**Exercise description:**
Produce all the records again exactly as they stand.

[Page and application data records]

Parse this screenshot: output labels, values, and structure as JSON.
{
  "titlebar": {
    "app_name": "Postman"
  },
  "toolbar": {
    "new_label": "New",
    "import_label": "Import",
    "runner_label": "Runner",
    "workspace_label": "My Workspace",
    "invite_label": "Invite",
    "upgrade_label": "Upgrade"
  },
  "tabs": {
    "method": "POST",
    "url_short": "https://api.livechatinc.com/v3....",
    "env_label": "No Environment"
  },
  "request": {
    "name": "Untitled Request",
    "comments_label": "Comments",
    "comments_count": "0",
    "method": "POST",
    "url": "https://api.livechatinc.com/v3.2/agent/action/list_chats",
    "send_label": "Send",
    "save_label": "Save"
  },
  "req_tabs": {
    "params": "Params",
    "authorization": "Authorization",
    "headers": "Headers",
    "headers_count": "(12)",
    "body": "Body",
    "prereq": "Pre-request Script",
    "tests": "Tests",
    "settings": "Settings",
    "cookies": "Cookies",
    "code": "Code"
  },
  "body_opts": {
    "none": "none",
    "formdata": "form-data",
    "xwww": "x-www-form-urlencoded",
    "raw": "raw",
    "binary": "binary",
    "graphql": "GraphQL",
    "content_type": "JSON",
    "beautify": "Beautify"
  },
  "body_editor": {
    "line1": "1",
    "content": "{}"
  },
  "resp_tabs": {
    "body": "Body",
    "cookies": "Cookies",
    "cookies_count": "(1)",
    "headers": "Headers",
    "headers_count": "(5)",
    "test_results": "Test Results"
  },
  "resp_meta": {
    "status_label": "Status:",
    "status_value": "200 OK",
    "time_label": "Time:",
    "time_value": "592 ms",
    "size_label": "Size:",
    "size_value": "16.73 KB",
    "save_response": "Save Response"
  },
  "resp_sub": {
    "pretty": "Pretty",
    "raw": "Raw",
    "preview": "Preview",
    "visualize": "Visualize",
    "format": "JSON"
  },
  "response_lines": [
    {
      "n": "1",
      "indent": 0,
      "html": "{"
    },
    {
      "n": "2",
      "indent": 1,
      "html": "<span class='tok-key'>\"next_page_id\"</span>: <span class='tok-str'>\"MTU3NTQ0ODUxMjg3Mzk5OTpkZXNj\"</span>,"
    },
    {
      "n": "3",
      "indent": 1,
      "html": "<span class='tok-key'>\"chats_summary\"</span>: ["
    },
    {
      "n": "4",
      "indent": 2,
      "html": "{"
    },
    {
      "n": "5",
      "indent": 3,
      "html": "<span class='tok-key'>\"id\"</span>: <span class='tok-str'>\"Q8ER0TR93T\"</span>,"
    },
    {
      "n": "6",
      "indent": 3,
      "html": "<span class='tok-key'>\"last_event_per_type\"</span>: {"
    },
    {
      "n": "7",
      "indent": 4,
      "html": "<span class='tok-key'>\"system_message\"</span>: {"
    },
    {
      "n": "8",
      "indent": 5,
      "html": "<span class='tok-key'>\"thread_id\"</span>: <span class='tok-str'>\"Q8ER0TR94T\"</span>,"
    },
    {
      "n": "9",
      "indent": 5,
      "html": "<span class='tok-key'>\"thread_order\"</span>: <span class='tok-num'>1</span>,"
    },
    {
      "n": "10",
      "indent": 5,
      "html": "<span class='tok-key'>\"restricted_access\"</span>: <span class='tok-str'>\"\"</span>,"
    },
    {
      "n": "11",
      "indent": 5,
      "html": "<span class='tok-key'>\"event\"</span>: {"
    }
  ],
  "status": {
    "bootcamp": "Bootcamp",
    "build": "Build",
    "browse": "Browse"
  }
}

**Answer for the task:**
Parse this screenshot: output labels, values, and structure as JSON.
{
  "titlebar": {
    "app_name": "Postman"
  },
  "toolbar": {
    "new_label": "New",
    "import_label": "Import",
    "runner_label": "Runner",
    "workspace_label": "My Workspace",
    "invite_label": "Invite",
    "upgrade_label": "Upgrade"
  },
  "tabs": {
    "method": "POST",
    "url_short": "https://api.livechatinc.com/v3....",
    "env_label": "No Environment"
  },
  "request": {
    "name": "Untitled Request",
    "comments_label": "Comments",
    "comments_count": "0",
    "method": "POST",
    "url": "https://api.livechatinc.com/v3.2/agent/action/list_chats",
    "send_label": "Send",
    "save_label": "Save"
  },
  "req_tabs": {
    "params": "Params",
    "authorization": "Authorization",
    "headers": "Headers",
    "headers_count": "(12)",
    "body": "Body",
    "prereq": "Pre-request Script",
    "tests": "Tests",
    "settings": "Settings",
    "cookies": "Cookies",
    "code": "Code"
  },
  "body_opts": {
    "none": "none",
    "formdata": "form-data",
    "xwww": "x-www-form-urlencoded",
    "raw": "raw",
    "binary": "binary",
    "graphql": "GraphQL",
    "content_type": "JSON",
    "beautify": "Beautify"
  },
  "body_editor": {
    "line1": "1",
    "content": "{}"
  },
  "resp_tabs": {
    "body": "Body",
    "cookies": "Cookies",
    "cookies_count": "(1)",
    "headers": "Headers",
    "headers_count": "(5)",
    "test_results": "Test Results"
  },
  "resp_meta": {
    "status_label": "Status:",
    "status_value": "200 OK",
    "time_label": "Time:",
    "time_value": "592 ms",
    "size_label": "Size:",
    "size_value": "16.73 KB",
    "save_response": "Save Response"
  },
  "resp_sub": {
    "pretty": "Pretty",
    "raw": "Raw",
    "preview": "Preview",
    "visualize": "Visualize",
    "format": "JSON"
  },
  "response_lines": [
    {
      "n": "1",
      "indent": 0,
      "html": "{"
    },
    {
      "n": "2",
      "indent": 1,
      "html": "<span class='tok-key'>\"next_page_id\"</span>: <span class='tok-str'>\"MTU3NTQ0ODUxMjg3Mzk5OTpkZXNj\"</span>,"
    },
    {
      "n": "3",
      "indent": 1,
      "html": "<span class='tok-key'>\"chats_summary\"</span>: ["
    },
    {
      "n": "4",
      "indent": 2,
      "html": "{"
    },
    {
      "n": "5",
      "indent": 3,
      "html": "<span class='tok-key'>\"id\"</span>: <span class='tok-str'>\"Q8ER0TR93T\"</span>,"
    },
    {
      "n": "6",
      "indent": 3,
      "html": "<span class='tok-key'>\"last_event_per_type\"</span>: {"
    },
    {
      "n": "7",
      "indent": 4,
      "html": "<span class='tok-key'>\"system_message\"</span>: {"
    },
    {
      "n": "8",
      "indent": 5,
      "html": "<span class='tok-key'>\"thread_id\"</span>: <span class='tok-str'>\"Q8ER0TR94T\"</span>,"
    },
    {
      "n": "9",
      "indent": 5,
      "html": "<span class='tok-key'>\"thread_order\"</span>: <span class='tok-num'>1</span>,"
    },
    {
      "n": "10",
      "indent": 5,
      "html": "<span class='tok-key'>\"restricted_access\"</span>: <span class='tok-str'>\"\"</span>,"
    },
    {
      "n": "11",
      "indent": 5,
      "html": "<span class='tok-key'>\"event\"</span>: {"
    }
  ],
  "status": {
    "bootcamp": "Bootcamp",
    "build": "Build",
    "browse": "Browse"
  }
}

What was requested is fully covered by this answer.